WHAT THE TASK ASKS: When you repeat the records, keep every word exact and drop each picture.

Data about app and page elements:
++++++++
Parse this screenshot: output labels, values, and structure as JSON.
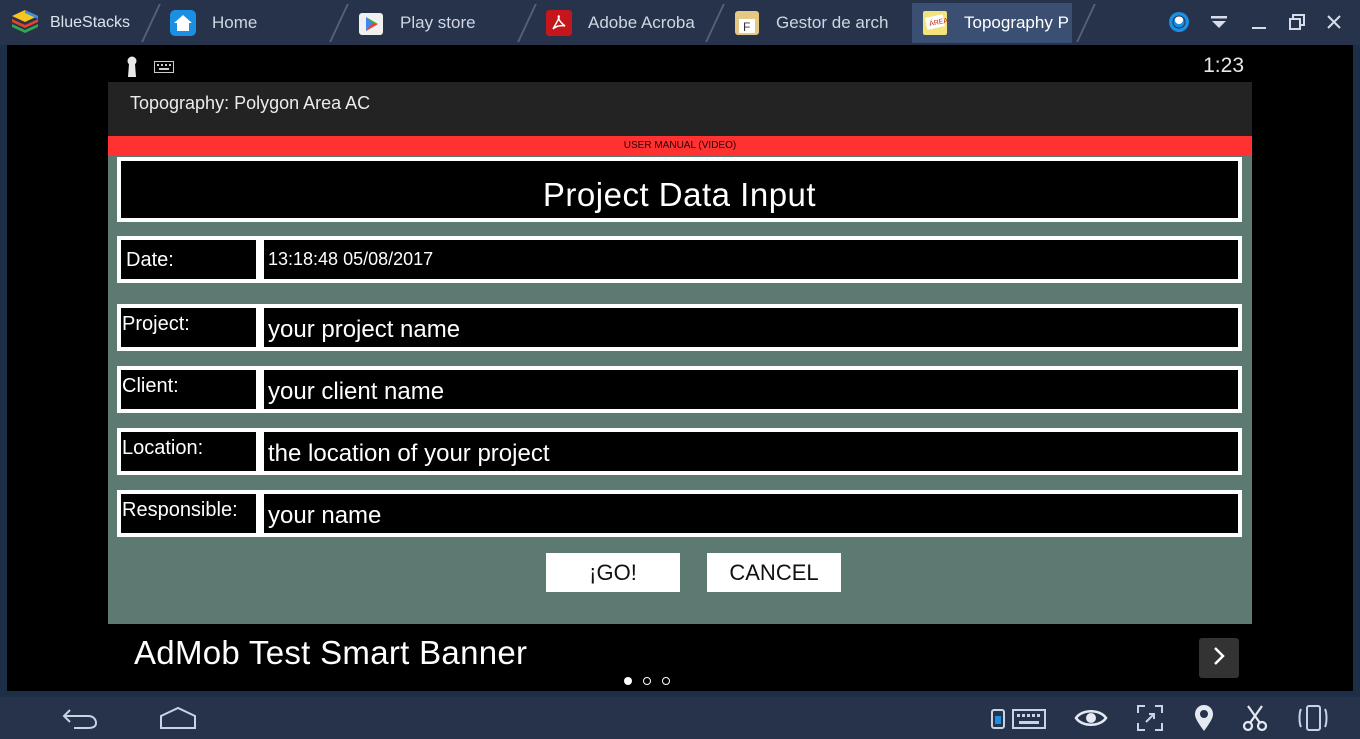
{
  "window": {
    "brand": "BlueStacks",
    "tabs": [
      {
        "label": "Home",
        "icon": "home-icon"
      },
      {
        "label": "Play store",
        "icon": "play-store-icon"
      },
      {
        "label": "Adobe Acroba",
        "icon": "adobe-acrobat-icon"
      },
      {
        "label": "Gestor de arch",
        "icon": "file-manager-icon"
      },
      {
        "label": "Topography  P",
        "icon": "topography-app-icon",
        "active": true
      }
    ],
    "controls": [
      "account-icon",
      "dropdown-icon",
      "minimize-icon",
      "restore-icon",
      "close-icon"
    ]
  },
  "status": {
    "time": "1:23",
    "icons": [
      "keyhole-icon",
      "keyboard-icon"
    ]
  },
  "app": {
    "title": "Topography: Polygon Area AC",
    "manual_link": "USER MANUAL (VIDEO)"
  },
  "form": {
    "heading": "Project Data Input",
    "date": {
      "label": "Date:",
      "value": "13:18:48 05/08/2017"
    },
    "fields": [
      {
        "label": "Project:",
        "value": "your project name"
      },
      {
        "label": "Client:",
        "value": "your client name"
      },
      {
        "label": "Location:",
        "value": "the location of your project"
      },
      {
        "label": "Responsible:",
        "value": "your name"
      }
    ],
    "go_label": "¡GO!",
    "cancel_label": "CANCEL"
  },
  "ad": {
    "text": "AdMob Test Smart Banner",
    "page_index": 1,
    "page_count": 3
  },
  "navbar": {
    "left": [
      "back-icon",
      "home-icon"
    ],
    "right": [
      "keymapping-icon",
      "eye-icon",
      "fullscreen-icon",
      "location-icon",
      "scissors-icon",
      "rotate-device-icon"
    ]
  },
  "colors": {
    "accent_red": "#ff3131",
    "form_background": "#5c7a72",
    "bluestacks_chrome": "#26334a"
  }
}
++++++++
REPLY TO THE TASK:
Parse this screenshot: output labels, values, and structure as JSON.
{
  "window": {
    "brand": "BlueStacks",
    "tabs": [
      {
        "label": "Home",
        "icon": "home-icon"
      },
      {
        "label": "Play store",
        "icon": "play-store-icon"
      },
      {
        "label": "Adobe Acroba",
        "icon": "adobe-acrobat-icon"
      },
      {
        "label": "Gestor de arch",
        "icon": "file-manager-icon"
      },
      {
        "label": "Topography  P",
        "icon": "topography-app-icon",
        "active": true
      }
    ],
    "controls": [
      "account-icon",
      "dropdown-icon",
      "minimize-icon",
      "restore-icon",
      "close-icon"
    ]
  },
  "status": {
    "time": "1:23",
    "icons": [
      "keyhole-icon",
      "keyboard-icon"
    ]
  },
  "app": {
    "title": "Topography: Polygon Area AC",
    "manual_link": "USER MANUAL (VIDEO)"
  },
  "form": {
    "heading": "Project Data Input",
    "date": {
      "label": "Date:",
      "value": "13:18:48 05/08/2017"
    },
    "fields": [
      {
        "label": "Project:",
        "value": "your project name"
      },
      {
        "label": "Client:",
        "value": "your client name"
      },
      {
        "label": "Location:",
        "value": "the location of your project"
      },
      {
        "label": "Responsible:",
        "value": "your name"
      }
    ],
    "go_label": "¡GO!",
    "cancel_label": "CANCEL"
  },
  "ad": {
    "text": "AdMob Test Smart Banner",
    "page_index": 1,
    "page_count": 3
  },
  "navbar": {
    "left": [
      "back-icon",
      "home-icon"
    ],
    "right": [
      "keymapping-icon",
      "eye-icon",
      "fullscreen-icon",
      "location-icon",
      "scissors-icon",
      "rotate-device-icon"
    ]
  },
  "colors": {
    "accent_red": "#ff3131",
    "form_background": "#5c7a72",
    "bluestacks_chrome": "#26334a"
  }
}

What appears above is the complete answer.